Study material:

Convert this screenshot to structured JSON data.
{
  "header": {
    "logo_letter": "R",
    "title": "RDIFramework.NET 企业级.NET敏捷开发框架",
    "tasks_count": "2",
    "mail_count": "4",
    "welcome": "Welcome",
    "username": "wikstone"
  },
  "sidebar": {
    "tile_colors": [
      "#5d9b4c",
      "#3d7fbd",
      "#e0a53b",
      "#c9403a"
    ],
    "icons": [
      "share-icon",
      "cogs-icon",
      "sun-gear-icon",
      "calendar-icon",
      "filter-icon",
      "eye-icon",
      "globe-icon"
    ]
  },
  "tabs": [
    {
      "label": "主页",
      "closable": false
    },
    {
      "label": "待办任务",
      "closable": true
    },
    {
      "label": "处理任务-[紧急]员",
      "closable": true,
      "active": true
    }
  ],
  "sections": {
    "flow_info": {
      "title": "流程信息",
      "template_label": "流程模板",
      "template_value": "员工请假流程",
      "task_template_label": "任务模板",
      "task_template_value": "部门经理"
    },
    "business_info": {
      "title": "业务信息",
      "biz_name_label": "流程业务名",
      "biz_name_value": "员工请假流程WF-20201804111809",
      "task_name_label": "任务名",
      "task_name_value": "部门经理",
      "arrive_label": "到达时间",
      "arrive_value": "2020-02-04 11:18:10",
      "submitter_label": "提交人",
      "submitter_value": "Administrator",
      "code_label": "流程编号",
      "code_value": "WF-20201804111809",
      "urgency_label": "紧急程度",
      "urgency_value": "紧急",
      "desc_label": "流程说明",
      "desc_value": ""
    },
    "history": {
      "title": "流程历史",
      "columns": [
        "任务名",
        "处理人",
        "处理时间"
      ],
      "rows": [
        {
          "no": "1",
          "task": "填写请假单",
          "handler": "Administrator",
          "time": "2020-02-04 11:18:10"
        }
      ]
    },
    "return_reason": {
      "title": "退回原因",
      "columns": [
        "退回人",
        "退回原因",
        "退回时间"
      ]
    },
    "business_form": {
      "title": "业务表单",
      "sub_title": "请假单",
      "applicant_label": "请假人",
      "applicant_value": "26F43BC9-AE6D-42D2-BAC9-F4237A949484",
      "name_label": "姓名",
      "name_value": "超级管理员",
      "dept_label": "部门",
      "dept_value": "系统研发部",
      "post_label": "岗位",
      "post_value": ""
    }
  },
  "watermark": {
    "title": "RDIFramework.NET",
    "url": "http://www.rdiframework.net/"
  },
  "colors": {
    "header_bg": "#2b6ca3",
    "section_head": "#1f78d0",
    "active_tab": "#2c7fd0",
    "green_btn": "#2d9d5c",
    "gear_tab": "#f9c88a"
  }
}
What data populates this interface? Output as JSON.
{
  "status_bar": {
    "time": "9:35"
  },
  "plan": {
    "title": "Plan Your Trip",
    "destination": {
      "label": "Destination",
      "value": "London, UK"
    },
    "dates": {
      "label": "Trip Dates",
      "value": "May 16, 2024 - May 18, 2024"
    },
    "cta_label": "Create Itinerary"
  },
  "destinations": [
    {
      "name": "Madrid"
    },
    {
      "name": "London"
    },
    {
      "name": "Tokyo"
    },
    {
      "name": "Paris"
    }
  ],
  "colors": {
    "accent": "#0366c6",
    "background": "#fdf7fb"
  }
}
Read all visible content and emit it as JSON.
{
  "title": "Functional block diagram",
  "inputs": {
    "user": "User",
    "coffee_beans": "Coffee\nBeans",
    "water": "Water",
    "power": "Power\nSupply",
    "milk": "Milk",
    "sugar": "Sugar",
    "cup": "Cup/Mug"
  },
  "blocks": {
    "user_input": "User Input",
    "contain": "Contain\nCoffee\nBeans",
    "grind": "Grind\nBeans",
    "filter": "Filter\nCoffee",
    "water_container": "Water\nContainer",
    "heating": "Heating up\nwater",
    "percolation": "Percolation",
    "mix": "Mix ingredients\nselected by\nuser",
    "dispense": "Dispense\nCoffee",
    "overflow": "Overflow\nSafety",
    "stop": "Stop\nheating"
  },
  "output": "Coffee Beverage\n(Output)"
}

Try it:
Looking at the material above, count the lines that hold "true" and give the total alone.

Response to this exercise:
3